It’s an ongoing journey. We have a special committee in place to find what’s the best way we can make the diocese the safest place possible for our people, what more can be done to make sure victims feel they can come here and will receive a listening ear.
As Archbishop you deal with often very serious issues. Was there a favourite moment of levity or inspiration over this past year?
I had a great opportunity of making a personal retreat at the Basilica of Our Lady of Guadalupe in Mexico City at the beginning of the year. The people of the Americas, including yours truly, have a special devotion to her. There’s one line that the Blessed Mother spoke to the St. Juan Diego that stood out to me. It is encapsulated and incorporated right on the side of the Basilica itself: “Am I not here who am your mother?”
She’s the mother of the Church, and her love towards us and engagement with us is precisely that of a mother. We trust that Mary’s with us with that maternal love, protecting us and leading us always and ever more closely in greater unity of Jesus. Neither will she abandon us or keep us down.
As Archbishop of Edmonton, what keeps you up at night?
Nothing keeps me up at night. At the end of the day, we are a people of faith. We hold to the fidelity of Jesus and His promises. He promised always to be with His Church. The Church lives in an organic and mystical unity with Jesus. The Lord is always at work within the Church to bring things to completion.
Long before problems come to my attention, the Lord is aware of them. Long before I think of any solution, the Lord knows what it is. By the agency of the Holy Spirit he’s working through all the different relationships, all the different debates and quandaries, working through all of that to bring things forward to the conclusion He knows is right and good for the Church. If He’s with us, we don’t need to be afraid at all.
What are you looking forward to in 2020?
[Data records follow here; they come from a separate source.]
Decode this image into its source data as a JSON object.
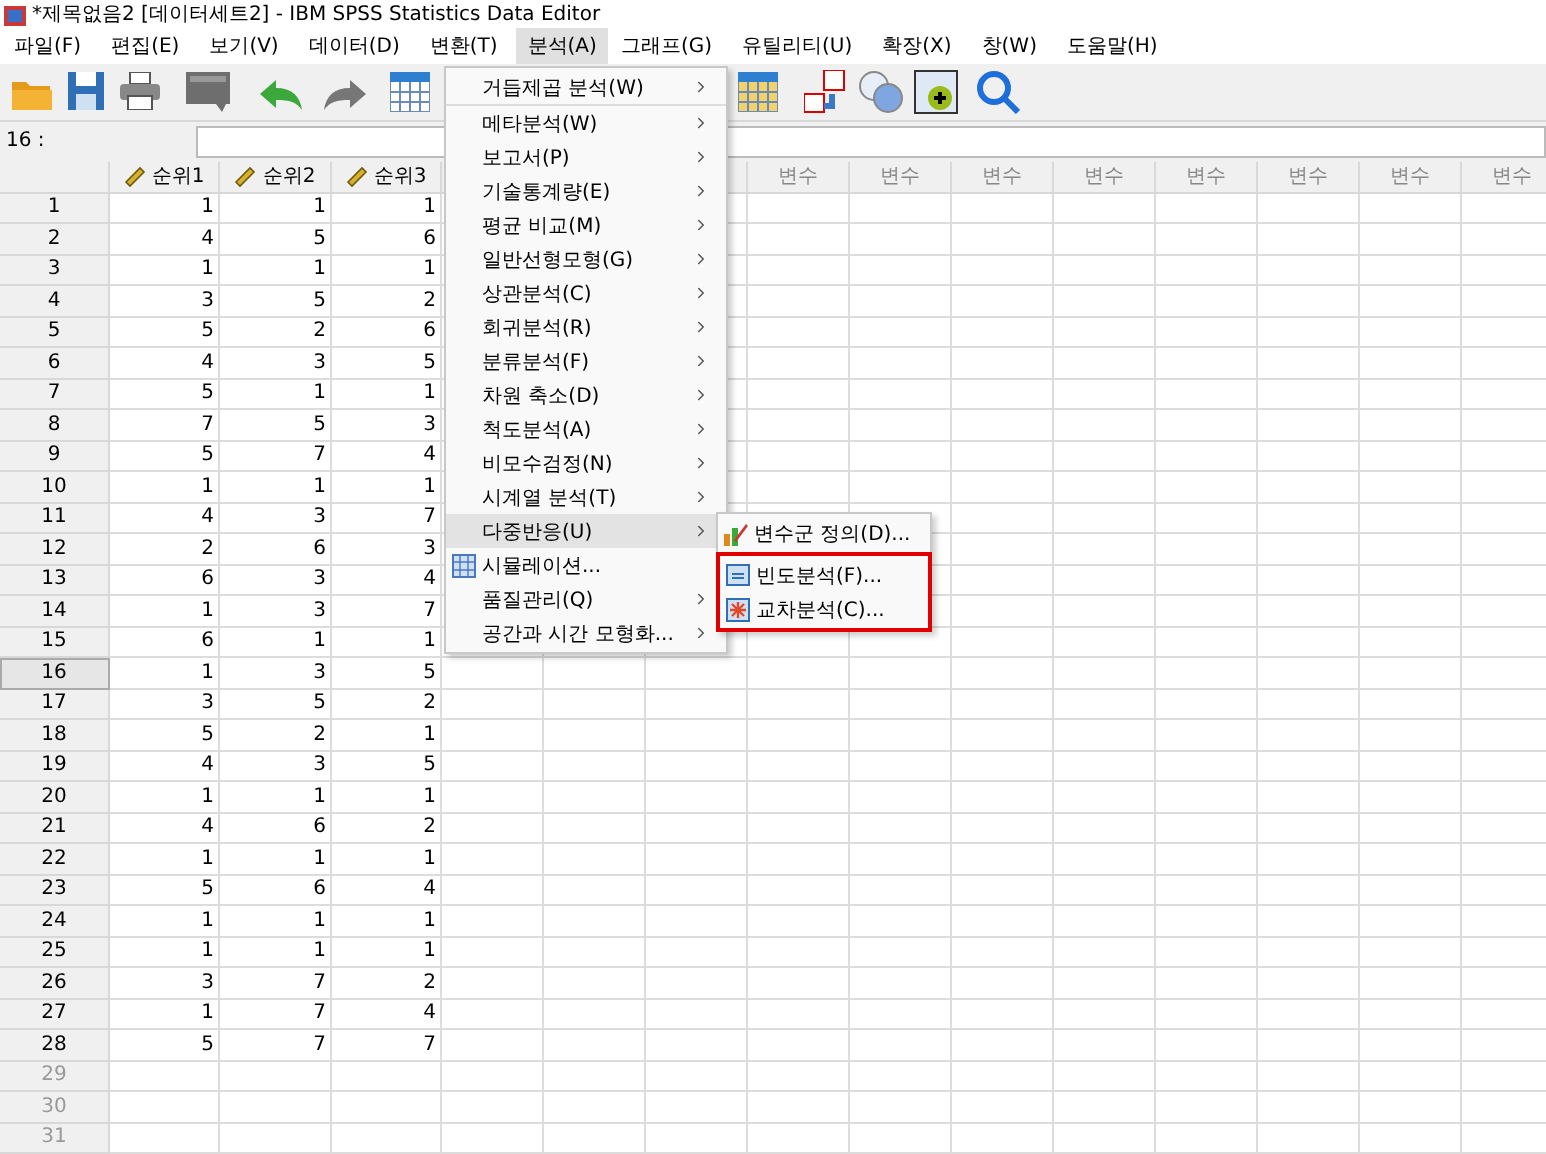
{
  "window": {
    "title": "*제목없음2 [데이터세트2] - IBM SPSS Statistics Data Editor"
  },
  "menubar": [
    {
      "label": "파일(F)",
      "selected": false
    },
    {
      "label": "편집(E)",
      "selected": false
    },
    {
      "label": "보기(V)",
      "selected": false
    },
    {
      "label": "데이터(D)",
      "selected": false
    },
    {
      "label": "변환(T)",
      "selected": false
    },
    {
      "label": "분석(A)",
      "selected": true
    },
    {
      "label": "그래프(G)",
      "selected": false
    },
    {
      "label": "유틸리티(U)",
      "selected": false
    },
    {
      "label": "확장(X)",
      "selected": false
    },
    {
      "label": "창(W)",
      "selected": false
    },
    {
      "label": "도움말(H)",
      "selected": false
    }
  ],
  "cell_editor": {
    "label": "16 :"
  },
  "columns": [
    "순위1",
    "순위2",
    "순위3"
  ],
  "empty_columns": [
    "변수",
    "변수",
    "변수",
    "변수",
    "변수",
    "변수",
    "변수",
    "변수"
  ],
  "rows": [
    {
      "label": "1",
      "values": [
        "1",
        "1",
        "1"
      ],
      "selected": false,
      "dimmed": false
    },
    {
      "label": "2",
      "values": [
        "4",
        "5",
        "6"
      ],
      "selected": false,
      "dimmed": false
    },
    {
      "label": "3",
      "values": [
        "1",
        "1",
        "1"
      ],
      "selected": false,
      "dimmed": false
    },
    {
      "label": "4",
      "values": [
        "3",
        "5",
        "2"
      ],
      "selected": false,
      "dimmed": false
    },
    {
      "label": "5",
      "values": [
        "5",
        "2",
        "6"
      ],
      "selected": false,
      "dimmed": false
    },
    {
      "label": "6",
      "values": [
        "4",
        "3",
        "5"
      ],
      "selected": false,
      "dimmed": false
    },
    {
      "label": "7",
      "values": [
        "5",
        "1",
        "1"
      ],
      "selected": false,
      "dimmed": false
    },
    {
      "label": "8",
      "values": [
        "7",
        "5",
        "3"
      ],
      "selected": false,
      "dimmed": false
    },
    {
      "label": "9",
      "values": [
        "5",
        "7",
        "4"
      ],
      "selected": false,
      "dimmed": false
    },
    {
      "label": "10",
      "values": [
        "1",
        "1",
        "1"
      ],
      "selected": false,
      "dimmed": false
    },
    {
      "label": "11",
      "values": [
        "4",
        "3",
        "7"
      ],
      "selected": false,
      "dimmed": false
    },
    {
      "label": "12",
      "values": [
        "2",
        "6",
        "3"
      ],
      "selected": false,
      "dimmed": false
    },
    {
      "label": "13",
      "values": [
        "6",
        "3",
        "4"
      ],
      "selected": false,
      "dimmed": false
    },
    {
      "label": "14",
      "values": [
        "1",
        "3",
        "7"
      ],
      "selected": false,
      "dimmed": false
    },
    {
      "label": "15",
      "values": [
        "6",
        "1",
        "1"
      ],
      "selected": false,
      "dimmed": false
    },
    {
      "label": "16",
      "values": [
        "1",
        "3",
        "5"
      ],
      "selected": true,
      "dimmed": false
    },
    {
      "label": "17",
      "values": [
        "3",
        "5",
        "2"
      ],
      "selected": false,
      "dimmed": false
    },
    {
      "label": "18",
      "values": [
        "5",
        "2",
        "1"
      ],
      "selected": false,
      "dimmed": false
    },
    {
      "label": "19",
      "values": [
        "4",
        "3",
        "5"
      ],
      "selected": false,
      "dimmed": false
    },
    {
      "label": "20",
      "values": [
        "1",
        "1",
        "1"
      ],
      "selected": false,
      "dimmed": false
    },
    {
      "label": "21",
      "values": [
        "4",
        "6",
        "2"
      ],
      "selected": false,
      "dimmed": false
    },
    {
      "label": "22",
      "values": [
        "1",
        "1",
        "1"
      ],
      "selected": false,
      "dimmed": false
    },
    {
      "label": "23",
      "values": [
        "5",
        "6",
        "4"
      ],
      "selected": false,
      "dimmed": false
    },
    {
      "label": "24",
      "values": [
        "1",
        "1",
        "1"
      ],
      "selected": false,
      "dimmed": false
    },
    {
      "label": "25",
      "values": [
        "1",
        "1",
        "1"
      ],
      "selected": false,
      "dimmed": false
    },
    {
      "label": "26",
      "values": [
        "3",
        "7",
        "2"
      ],
      "selected": false,
      "dimmed": false
    },
    {
      "label": "27",
      "values": [
        "1",
        "7",
        "4"
      ],
      "selected": false,
      "dimmed": false
    },
    {
      "label": "28",
      "values": [
        "5",
        "7",
        "7"
      ],
      "selected": false,
      "dimmed": false
    },
    {
      "label": "29",
      "selected": false,
      "dimmed": true
    },
    {
      "label": "30",
      "selected": false,
      "dimmed": true
    },
    {
      "label": "31",
      "selected": false,
      "dimmed": true
    }
  ],
  "analyze_menu": [
    {
      "label": "거듭제곱 분석(W)",
      "kind": "submenu",
      "selected": false
    },
    {
      "label": "메타분석(W)",
      "kind": "submenu",
      "selected": false
    },
    {
      "label": "보고서(P)",
      "kind": "submenu",
      "selected": false
    },
    {
      "label": "기술통계량(E)",
      "kind": "submenu",
      "selected": false
    },
    {
      "label": "평균 비교(M)",
      "kind": "submenu",
      "selected": false
    },
    {
      "label": "일반선형모형(G)",
      "kind": "submenu",
      "selected": false
    },
    {
      "label": "상관분석(C)",
      "kind": "submenu",
      "selected": false
    },
    {
      "label": "회귀분석(R)",
      "kind": "submenu",
      "selected": false
    },
    {
      "label": "분류분석(F)",
      "kind": "submenu",
      "selected": false
    },
    {
      "label": "차원 축소(D)",
      "kind": "submenu",
      "selected": false
    },
    {
      "label": "척도분석(A)",
      "kind": "submenu",
      "selected": false
    },
    {
      "label": "비모수검정(N)",
      "kind": "submenu",
      "selected": false
    },
    {
      "label": "시계열 분석(T)",
      "kind": "submenu",
      "selected": false
    },
    {
      "label": "다중반응(U)",
      "kind": "submenu",
      "selected": true
    },
    {
      "label": "시뮬레이션...",
      "kind": "command",
      "selected": false
    },
    {
      "label": "품질관리(Q)",
      "kind": "submenu",
      "selected": false
    },
    {
      "label": "공간과 시간 모형화...",
      "kind": "submenu",
      "selected": false
    }
  ],
  "multiple_response_menu": [
    {
      "label": "변수군 정의(D)...",
      "kind": "define",
      "outlined": false
    },
    {
      "label": "빈도분석(F)...",
      "kind": "frequencies",
      "outlined": true
    },
    {
      "label": "교차분석(C)...",
      "kind": "crosstabs",
      "outlined": true
    }
  ]
}
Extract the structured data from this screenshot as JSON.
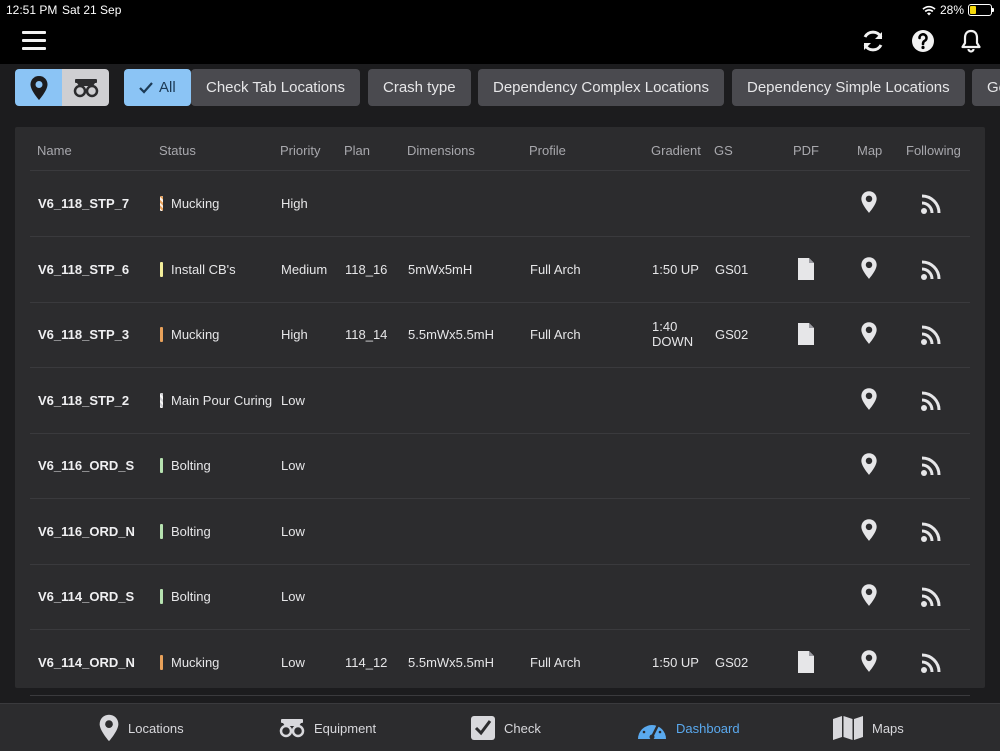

I’m looking forward to the Lord’s surprises. God, all through the Scriptures but especially in Jesus, showed that He’s faithful to us. God, as He exercises His fidelity to us, usually manifests it in ways that catch us off guard. I just find it so wondrous that God, even in the smallest details of our lives, nothing is outside His sphere of concern or His gaze. He sees all. He’s always surprising me and He’s always surprising us. I’m looking forward to seeing what that’s going to look like in 2020.